* **Work item**: The answer must be every line from the entries below that contains "structure".

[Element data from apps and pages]
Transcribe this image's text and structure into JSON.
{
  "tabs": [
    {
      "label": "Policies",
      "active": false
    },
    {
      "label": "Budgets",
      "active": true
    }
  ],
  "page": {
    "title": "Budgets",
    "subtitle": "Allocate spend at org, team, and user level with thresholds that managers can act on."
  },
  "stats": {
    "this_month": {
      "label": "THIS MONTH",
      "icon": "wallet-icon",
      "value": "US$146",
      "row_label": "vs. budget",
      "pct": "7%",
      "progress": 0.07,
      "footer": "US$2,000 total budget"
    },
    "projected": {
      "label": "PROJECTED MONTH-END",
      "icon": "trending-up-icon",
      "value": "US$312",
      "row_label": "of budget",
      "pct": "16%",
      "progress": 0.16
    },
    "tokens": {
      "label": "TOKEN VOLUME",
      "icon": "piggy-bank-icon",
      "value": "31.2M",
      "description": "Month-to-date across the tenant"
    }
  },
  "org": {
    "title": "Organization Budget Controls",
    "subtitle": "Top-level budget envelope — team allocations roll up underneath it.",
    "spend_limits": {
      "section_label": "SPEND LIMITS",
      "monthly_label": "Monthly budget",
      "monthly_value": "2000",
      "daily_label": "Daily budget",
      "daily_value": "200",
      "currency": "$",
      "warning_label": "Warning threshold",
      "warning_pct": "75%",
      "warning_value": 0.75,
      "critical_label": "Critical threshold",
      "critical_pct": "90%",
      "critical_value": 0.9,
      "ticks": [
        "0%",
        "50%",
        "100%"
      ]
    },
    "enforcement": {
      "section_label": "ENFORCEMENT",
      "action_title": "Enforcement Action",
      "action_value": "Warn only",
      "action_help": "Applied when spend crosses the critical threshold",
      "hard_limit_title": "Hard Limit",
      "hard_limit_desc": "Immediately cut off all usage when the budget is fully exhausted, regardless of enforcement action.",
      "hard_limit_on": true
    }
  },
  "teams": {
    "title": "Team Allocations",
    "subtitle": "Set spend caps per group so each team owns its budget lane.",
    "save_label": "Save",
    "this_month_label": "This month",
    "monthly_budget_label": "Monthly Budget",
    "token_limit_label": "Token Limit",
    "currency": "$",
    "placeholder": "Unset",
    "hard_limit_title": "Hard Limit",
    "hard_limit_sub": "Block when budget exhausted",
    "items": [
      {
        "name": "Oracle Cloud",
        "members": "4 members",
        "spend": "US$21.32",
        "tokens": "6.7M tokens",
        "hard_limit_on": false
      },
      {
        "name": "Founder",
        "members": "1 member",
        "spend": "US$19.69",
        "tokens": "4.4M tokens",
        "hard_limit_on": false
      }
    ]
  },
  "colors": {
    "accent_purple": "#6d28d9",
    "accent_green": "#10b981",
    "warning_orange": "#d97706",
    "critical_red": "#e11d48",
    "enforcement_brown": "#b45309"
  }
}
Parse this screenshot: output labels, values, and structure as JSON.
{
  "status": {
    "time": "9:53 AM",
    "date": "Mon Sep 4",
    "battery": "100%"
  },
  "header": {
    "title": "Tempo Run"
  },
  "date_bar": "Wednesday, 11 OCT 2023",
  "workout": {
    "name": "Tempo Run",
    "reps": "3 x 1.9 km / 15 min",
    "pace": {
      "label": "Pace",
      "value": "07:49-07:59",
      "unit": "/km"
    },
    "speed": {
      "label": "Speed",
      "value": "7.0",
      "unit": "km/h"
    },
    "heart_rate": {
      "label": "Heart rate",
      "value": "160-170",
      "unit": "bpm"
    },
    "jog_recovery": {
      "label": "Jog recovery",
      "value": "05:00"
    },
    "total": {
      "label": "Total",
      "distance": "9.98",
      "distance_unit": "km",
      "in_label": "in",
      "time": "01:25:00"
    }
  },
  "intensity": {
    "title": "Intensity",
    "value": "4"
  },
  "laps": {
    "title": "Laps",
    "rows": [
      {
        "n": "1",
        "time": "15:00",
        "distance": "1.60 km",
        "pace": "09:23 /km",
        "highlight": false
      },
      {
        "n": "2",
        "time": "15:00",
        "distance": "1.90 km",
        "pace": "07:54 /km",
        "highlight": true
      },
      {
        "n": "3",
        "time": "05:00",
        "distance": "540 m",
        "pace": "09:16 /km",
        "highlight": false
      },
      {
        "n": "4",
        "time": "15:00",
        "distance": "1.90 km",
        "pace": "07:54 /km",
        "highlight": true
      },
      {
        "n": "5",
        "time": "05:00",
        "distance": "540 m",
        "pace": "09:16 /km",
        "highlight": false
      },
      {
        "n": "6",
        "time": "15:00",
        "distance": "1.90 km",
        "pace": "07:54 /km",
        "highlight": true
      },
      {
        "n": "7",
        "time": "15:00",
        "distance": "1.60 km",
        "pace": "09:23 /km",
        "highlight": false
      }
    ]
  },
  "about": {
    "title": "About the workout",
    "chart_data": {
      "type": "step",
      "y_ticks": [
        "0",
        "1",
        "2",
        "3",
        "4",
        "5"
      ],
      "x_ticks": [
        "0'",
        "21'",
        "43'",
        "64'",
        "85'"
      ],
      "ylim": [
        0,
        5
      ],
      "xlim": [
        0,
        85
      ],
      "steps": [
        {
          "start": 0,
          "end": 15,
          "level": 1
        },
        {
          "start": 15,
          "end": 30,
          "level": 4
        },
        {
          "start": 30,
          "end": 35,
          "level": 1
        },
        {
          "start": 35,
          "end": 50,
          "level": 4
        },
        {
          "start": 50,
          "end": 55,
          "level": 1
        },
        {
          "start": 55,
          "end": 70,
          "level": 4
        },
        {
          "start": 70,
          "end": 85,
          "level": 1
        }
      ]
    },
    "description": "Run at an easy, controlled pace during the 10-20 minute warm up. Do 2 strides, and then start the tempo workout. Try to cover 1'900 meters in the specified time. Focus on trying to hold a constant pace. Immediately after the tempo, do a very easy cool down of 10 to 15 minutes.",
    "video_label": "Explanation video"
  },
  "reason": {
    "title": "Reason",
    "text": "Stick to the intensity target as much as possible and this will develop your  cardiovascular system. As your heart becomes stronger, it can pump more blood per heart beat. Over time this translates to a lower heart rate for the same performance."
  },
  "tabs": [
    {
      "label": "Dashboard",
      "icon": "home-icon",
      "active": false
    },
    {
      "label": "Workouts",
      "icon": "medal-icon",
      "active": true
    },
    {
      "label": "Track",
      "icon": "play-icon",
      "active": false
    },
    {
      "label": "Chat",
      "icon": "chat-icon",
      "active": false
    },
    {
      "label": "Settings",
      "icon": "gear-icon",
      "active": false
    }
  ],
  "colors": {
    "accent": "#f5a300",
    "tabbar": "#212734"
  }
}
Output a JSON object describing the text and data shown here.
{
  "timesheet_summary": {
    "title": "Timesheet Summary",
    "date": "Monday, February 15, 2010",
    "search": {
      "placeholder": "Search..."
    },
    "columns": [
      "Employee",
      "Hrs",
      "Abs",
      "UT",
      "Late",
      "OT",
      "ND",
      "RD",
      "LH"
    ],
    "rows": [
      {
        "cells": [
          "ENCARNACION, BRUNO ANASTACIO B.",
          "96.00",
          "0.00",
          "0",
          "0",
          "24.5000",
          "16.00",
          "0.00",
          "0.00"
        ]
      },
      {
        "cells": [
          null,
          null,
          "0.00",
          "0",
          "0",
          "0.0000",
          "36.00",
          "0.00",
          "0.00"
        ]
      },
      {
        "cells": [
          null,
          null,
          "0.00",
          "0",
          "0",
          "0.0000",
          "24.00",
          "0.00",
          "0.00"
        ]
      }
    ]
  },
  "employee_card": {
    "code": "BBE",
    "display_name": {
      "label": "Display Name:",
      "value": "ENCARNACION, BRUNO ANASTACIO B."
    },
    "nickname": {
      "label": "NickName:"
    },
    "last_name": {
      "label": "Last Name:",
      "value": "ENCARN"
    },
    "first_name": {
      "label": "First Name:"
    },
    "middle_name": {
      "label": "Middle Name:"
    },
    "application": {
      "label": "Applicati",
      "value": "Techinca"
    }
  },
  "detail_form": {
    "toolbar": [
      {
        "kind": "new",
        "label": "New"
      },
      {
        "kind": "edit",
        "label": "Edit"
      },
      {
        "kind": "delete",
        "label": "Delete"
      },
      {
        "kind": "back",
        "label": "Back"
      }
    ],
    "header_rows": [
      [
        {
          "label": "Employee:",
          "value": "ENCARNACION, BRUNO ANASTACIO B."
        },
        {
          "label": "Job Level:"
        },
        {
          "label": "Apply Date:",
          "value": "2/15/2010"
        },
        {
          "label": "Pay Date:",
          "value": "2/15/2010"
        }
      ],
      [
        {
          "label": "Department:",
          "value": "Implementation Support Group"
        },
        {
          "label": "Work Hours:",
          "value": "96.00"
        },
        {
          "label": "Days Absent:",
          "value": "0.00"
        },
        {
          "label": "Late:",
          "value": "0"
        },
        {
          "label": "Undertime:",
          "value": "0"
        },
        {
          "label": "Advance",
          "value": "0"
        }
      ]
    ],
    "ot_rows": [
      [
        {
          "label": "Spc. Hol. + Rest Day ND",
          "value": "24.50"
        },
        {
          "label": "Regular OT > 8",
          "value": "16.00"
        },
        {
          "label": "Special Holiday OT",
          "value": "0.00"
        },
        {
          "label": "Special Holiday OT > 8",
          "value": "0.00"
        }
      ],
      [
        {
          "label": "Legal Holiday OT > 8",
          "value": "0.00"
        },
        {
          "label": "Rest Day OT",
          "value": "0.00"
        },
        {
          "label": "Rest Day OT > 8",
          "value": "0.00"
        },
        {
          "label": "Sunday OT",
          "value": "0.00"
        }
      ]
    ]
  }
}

* **Task output**:
Transcribe this image's text and structure into JSON.
Parse this screenshot: output labels, values, and structure as JSON.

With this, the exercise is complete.